Explicit Euler method

There are two versions of Euler’s method. The explicit Euler method uses a forward difference to approximate the derivative and the implicit Euler method uses a backward difference.

Forward difference means that at a given point x, we approximate the derivative by moving ahead a step h

y'(x) \approx \frac{y(x + h) - y(x)}{h}

and evaluating the right hand side of the differential equation at the current values of x and y, i.e.

\frac{y(x + h) - y(x)}{h} = f(x, y)

and so

y(x + h) = y(x) + h f(x, y)

Implicit Euler method

The idea of the implicit Euler method is to approximate the derivative with a backward difference

y'(x) \approx \frac{y(x) - y(x- h)}{h}

which leads to

y(x) = y(x- h) + h f(x, y)

or equivalently

y(x + h) = y(x) + h f(x + h, y + h).

The text quoted at the top of the post referred to BDF. That stands for backward difference formula and we have an example of that here. More generally the solution at a given point could depend on the solutions more than one time step back [2].

This is called an implicit method because the solution at the next time step,

y(x + h)

appears on both sides of the equation. That is, we’re not given the solution value explicitly but rather we have to solve for it. This could be complicated depending on the nature of the function f. In the example below it will be simple.

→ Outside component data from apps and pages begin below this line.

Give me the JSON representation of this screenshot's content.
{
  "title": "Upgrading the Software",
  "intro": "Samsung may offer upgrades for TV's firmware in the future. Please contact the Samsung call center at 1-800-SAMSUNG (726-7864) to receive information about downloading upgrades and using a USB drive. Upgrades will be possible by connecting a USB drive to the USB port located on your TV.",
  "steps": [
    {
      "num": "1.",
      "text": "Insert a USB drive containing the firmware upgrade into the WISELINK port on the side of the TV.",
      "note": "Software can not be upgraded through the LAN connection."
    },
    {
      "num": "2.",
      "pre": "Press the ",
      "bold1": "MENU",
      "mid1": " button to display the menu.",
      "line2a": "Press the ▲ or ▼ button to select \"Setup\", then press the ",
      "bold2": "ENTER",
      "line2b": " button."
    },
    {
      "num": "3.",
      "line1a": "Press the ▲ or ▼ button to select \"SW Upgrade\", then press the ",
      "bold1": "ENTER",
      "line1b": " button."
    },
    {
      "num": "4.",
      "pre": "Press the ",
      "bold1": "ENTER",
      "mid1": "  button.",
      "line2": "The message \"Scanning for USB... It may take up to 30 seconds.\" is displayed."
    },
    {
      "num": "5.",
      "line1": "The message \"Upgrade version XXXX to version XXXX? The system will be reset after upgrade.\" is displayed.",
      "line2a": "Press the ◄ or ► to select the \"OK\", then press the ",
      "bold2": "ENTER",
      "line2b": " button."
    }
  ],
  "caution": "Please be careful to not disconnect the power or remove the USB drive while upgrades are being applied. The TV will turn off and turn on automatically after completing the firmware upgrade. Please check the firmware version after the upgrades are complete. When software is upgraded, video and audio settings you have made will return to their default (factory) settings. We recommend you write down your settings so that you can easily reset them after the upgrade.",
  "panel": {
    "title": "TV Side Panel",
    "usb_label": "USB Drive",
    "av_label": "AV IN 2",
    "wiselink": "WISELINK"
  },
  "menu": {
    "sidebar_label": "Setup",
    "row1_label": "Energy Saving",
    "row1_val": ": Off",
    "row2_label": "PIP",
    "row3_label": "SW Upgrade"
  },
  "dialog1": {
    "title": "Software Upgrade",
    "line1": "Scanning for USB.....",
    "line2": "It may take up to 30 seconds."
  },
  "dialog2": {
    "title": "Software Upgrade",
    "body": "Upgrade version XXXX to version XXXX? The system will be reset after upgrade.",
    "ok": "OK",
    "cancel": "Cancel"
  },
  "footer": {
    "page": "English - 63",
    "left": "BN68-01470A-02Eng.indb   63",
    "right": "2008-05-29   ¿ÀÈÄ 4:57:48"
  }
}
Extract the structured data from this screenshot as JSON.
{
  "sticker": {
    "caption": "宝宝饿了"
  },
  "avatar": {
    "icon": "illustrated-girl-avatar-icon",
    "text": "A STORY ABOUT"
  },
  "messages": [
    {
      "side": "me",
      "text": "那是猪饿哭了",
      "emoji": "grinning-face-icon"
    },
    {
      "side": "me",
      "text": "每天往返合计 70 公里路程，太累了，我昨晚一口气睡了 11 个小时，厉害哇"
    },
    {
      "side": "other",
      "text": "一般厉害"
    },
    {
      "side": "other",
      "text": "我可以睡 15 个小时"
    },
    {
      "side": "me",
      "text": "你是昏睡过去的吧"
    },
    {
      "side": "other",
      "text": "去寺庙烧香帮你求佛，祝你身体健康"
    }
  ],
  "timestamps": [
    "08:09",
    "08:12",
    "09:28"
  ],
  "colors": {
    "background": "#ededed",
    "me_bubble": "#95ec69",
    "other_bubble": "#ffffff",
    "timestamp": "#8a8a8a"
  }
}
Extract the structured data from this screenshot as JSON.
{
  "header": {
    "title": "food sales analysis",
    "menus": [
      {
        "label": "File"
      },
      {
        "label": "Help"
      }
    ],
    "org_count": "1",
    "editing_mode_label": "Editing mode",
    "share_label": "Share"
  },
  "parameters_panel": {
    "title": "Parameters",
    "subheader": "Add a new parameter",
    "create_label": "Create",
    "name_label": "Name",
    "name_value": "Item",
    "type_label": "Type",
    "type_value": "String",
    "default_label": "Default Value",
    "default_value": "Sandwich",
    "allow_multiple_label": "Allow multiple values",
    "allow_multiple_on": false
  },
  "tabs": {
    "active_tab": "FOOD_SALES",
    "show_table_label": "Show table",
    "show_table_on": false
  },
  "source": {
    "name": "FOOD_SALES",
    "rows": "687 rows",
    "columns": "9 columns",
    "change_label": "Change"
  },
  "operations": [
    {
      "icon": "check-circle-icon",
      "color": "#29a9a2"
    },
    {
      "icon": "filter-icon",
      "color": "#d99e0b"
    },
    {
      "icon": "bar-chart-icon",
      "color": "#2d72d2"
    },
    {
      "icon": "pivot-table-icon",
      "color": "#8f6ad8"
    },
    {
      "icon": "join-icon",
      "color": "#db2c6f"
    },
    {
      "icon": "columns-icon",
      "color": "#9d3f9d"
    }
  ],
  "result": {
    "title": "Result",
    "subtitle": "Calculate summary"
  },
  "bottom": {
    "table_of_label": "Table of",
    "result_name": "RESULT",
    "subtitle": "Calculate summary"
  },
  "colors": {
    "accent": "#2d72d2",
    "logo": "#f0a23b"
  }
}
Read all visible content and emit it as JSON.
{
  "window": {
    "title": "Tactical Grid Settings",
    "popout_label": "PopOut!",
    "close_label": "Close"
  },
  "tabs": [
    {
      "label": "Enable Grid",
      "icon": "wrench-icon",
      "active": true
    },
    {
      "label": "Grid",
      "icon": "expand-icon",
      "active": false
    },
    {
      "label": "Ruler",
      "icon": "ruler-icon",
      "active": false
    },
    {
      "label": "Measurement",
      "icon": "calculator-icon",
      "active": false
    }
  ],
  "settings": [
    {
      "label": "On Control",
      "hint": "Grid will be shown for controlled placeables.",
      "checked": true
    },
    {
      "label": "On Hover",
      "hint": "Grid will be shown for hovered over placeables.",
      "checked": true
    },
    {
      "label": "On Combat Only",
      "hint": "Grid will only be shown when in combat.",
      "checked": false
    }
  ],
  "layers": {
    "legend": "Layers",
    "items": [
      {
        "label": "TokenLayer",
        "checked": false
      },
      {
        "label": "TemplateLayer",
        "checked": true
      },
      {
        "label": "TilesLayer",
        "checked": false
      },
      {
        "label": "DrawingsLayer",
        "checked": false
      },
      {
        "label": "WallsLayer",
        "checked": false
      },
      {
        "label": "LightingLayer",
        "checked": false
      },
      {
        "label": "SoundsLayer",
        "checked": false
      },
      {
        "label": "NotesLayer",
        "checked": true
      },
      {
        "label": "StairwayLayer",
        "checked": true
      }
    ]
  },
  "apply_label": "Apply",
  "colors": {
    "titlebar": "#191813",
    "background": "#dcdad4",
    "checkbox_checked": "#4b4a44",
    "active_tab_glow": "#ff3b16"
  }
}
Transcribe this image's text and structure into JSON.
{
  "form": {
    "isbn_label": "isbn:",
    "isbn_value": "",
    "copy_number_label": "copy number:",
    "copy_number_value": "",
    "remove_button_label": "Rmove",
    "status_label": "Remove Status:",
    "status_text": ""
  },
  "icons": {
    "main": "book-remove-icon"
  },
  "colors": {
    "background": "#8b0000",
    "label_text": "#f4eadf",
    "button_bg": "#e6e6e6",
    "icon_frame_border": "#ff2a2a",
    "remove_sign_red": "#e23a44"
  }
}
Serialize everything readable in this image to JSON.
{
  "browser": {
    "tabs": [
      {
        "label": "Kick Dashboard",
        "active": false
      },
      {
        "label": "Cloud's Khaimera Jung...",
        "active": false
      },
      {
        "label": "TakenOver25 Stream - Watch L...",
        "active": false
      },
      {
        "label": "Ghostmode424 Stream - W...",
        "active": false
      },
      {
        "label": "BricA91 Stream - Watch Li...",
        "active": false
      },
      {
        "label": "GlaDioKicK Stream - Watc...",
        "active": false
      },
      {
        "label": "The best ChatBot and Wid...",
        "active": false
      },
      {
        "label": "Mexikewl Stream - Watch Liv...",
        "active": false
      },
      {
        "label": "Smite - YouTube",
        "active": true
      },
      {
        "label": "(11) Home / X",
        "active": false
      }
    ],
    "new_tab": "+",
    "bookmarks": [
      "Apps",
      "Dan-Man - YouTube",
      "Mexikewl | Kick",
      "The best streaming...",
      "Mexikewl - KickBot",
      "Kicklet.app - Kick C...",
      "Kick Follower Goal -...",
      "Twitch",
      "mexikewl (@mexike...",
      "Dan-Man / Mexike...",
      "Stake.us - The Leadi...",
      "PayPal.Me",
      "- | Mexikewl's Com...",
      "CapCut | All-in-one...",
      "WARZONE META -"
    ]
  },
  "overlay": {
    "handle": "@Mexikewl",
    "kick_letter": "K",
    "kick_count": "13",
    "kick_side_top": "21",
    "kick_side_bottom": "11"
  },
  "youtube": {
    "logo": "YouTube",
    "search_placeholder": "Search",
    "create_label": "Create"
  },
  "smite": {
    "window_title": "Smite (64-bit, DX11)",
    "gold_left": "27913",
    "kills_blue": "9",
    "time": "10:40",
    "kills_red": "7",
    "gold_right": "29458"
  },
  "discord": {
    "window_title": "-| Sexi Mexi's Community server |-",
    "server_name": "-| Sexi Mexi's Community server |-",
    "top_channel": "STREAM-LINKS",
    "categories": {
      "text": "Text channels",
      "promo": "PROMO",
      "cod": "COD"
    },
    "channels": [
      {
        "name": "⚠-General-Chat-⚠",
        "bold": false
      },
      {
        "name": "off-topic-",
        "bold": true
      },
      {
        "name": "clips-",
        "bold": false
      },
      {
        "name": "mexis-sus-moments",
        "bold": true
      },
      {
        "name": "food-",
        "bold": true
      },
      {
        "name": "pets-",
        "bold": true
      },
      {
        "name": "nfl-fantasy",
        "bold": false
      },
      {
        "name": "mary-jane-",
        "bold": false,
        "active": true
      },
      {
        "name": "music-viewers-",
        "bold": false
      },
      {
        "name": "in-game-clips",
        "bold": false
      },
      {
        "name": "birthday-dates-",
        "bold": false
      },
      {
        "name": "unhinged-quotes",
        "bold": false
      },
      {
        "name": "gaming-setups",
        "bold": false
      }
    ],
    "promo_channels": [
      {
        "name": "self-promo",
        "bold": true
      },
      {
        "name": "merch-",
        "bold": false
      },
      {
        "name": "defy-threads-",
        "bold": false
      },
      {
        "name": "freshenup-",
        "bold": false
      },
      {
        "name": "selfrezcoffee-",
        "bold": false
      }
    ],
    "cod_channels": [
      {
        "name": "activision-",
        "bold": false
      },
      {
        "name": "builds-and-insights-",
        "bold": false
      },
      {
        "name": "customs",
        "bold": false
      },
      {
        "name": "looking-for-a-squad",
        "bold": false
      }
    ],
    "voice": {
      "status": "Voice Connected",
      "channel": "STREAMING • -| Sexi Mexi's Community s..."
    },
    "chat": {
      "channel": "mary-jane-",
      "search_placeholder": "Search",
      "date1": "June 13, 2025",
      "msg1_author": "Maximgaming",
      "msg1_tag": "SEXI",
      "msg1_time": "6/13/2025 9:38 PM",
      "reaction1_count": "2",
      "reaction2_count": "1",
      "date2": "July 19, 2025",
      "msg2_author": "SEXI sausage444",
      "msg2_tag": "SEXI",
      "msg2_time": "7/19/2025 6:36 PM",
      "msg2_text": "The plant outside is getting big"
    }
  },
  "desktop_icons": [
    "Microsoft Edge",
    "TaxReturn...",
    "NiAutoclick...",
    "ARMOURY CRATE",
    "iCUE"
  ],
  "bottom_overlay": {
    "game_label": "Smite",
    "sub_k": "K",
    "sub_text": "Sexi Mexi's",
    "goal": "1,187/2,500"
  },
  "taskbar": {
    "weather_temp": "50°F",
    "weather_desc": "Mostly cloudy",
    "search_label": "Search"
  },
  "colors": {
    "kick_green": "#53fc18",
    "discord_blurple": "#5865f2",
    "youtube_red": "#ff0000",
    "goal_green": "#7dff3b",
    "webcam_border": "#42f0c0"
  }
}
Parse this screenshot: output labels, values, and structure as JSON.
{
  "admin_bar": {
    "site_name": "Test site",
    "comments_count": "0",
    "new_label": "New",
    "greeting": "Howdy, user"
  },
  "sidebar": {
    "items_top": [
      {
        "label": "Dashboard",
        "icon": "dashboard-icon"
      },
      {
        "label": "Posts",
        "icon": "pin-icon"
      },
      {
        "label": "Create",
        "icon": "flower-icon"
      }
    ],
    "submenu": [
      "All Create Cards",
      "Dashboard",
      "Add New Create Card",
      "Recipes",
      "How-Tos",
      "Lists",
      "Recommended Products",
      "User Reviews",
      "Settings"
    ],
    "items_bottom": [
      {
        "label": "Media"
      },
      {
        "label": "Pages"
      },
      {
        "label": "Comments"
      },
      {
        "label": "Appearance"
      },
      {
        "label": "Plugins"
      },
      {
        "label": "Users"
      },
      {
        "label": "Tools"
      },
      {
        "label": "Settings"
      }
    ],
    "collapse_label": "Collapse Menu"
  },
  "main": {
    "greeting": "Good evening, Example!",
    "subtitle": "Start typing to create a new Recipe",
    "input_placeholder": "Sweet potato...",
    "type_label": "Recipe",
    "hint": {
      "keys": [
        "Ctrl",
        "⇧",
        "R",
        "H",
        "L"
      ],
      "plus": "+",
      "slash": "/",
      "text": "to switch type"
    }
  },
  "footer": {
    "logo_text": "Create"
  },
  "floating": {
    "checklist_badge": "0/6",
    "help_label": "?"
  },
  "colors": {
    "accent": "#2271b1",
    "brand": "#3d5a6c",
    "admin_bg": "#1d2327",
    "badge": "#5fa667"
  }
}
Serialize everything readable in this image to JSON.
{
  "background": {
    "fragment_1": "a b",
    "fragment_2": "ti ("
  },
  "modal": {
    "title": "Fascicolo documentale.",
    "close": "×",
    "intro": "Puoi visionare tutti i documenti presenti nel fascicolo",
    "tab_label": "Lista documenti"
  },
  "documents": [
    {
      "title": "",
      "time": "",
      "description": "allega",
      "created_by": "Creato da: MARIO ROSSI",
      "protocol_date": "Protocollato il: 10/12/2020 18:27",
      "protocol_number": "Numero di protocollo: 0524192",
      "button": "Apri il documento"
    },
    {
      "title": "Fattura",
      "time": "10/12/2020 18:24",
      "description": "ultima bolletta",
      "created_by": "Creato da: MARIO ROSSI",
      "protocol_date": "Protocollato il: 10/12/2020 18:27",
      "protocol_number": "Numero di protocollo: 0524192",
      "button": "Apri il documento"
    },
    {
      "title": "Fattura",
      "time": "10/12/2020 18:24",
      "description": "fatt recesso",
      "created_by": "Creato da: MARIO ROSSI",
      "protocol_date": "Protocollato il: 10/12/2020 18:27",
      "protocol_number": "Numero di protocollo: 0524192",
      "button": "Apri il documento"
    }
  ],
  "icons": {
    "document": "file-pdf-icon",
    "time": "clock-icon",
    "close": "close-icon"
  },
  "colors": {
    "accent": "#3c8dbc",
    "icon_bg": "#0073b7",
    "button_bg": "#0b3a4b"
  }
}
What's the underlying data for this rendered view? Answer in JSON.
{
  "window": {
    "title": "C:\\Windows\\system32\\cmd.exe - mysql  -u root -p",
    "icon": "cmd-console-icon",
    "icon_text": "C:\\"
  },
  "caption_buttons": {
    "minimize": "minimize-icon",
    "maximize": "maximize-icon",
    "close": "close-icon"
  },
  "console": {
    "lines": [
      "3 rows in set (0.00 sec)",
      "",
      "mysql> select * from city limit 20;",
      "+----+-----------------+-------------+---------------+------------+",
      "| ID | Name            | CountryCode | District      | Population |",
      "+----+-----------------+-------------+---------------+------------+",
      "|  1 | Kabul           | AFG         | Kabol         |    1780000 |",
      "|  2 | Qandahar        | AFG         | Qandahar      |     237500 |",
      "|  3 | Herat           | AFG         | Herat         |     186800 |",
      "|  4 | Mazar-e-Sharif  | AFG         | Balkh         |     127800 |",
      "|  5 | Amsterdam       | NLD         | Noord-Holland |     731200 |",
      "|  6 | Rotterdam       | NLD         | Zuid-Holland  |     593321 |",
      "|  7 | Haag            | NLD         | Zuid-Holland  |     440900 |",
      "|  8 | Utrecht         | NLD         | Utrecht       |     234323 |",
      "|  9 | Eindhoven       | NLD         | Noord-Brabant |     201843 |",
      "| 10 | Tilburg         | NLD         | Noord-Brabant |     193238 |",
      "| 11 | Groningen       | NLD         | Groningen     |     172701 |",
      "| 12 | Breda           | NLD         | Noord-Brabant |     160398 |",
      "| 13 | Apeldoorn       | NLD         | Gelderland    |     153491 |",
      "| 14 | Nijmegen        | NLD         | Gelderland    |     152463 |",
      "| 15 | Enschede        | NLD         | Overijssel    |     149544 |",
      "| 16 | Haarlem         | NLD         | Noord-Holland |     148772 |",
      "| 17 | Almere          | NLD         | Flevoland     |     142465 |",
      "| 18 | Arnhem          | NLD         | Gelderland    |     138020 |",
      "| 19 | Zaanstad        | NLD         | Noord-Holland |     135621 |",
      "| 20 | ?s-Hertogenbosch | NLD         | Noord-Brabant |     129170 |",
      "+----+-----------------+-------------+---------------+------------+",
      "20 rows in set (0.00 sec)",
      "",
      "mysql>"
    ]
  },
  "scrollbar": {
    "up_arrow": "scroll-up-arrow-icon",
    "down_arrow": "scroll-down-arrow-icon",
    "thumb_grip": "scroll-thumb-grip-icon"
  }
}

Example with Python

We’ll take as our example the differential equation

y' = -50(y - \cos(x))

with initial condition y(0) = 0.

The exact solution, written in Python, is

    def soln(x):
        return (50/2501)*(sin(x) + 50*cos(x)) - (2500/2501)*exp(-50*x)

Here’s the plot again from the beginning of the post. Note that except at the very beginning, the difference between the implicit method approximation and exact solution is too small to see.

 

stiff ODE solutions

In the plot above, we divided the interval [0, 1] into 27 steps.

    x = linspace(0, 1, 27)

and implemented the explicit and implicit Euler methods as follows.

    def euler_explicit(x):
        y = zeros_like(x)
        h = x[1] - x[0]
        for i in range(1, len(x)):
            y[i] = y[i-1] -50*h*(y[i-1] - cos(x[i]))
        return y

    def euler_implicit(x):
        y = zeros_like(x)
        h = x[1] - x[0]
        for i in range(1, len(x)):
            y[i] = (y[i-1] + 50*h*cos(x[i])) / (50*h + 1)
        return y

Here’s a plot of the absolute error in both solution methods. The error for the implicit method, too small to see in the plot, is on the order of 0.001.

Error in numerical solutions

In the plots above, we use a step size h = 1/27. With a step size h = 1/26 the oscillations in the explicit method solution do not decay.

stiff ODE solutions

And with a step size h = 1/25 the oscillations grow.

stiff ODE solutions

The explicit method can work well enough if we take the step size smaller, say h = 1/50. But smaller step sizes mean more work, and in some context it is not practical to use a step size so small that an explicit method will work adequately on a stiff ODE. And if we do take h = 1/50 for both methods, the error is about 10x larger for the explicit method.

By contrast, the implicit method does fairly well even with h as large as 1/5.

(The “exact” solution here means the analytical solution sampled at six points just as the numerical solution is available at six points. The actual solution is smooth; the sharp corner comes from sampling the function at too few points for it to look smooth.)

stiff ODE solutions

Related posts

[1] C. F. Curtiss and J. O. Hirschfelder (1952). Integration of stiff equations. Proceedings of the National Academy of Sciences. Vol 38, pp. 235–243.

[2] This may be confusing because we’re still evaluating y at x + h, and so you might think there’s nothing “backward” about it. The key is that we are approximating the derivative of y at points that are backward relative to where we are evaluating f(x, y). On the right side, we are evaluating y at an earlier point than we are evaluating f(x, y).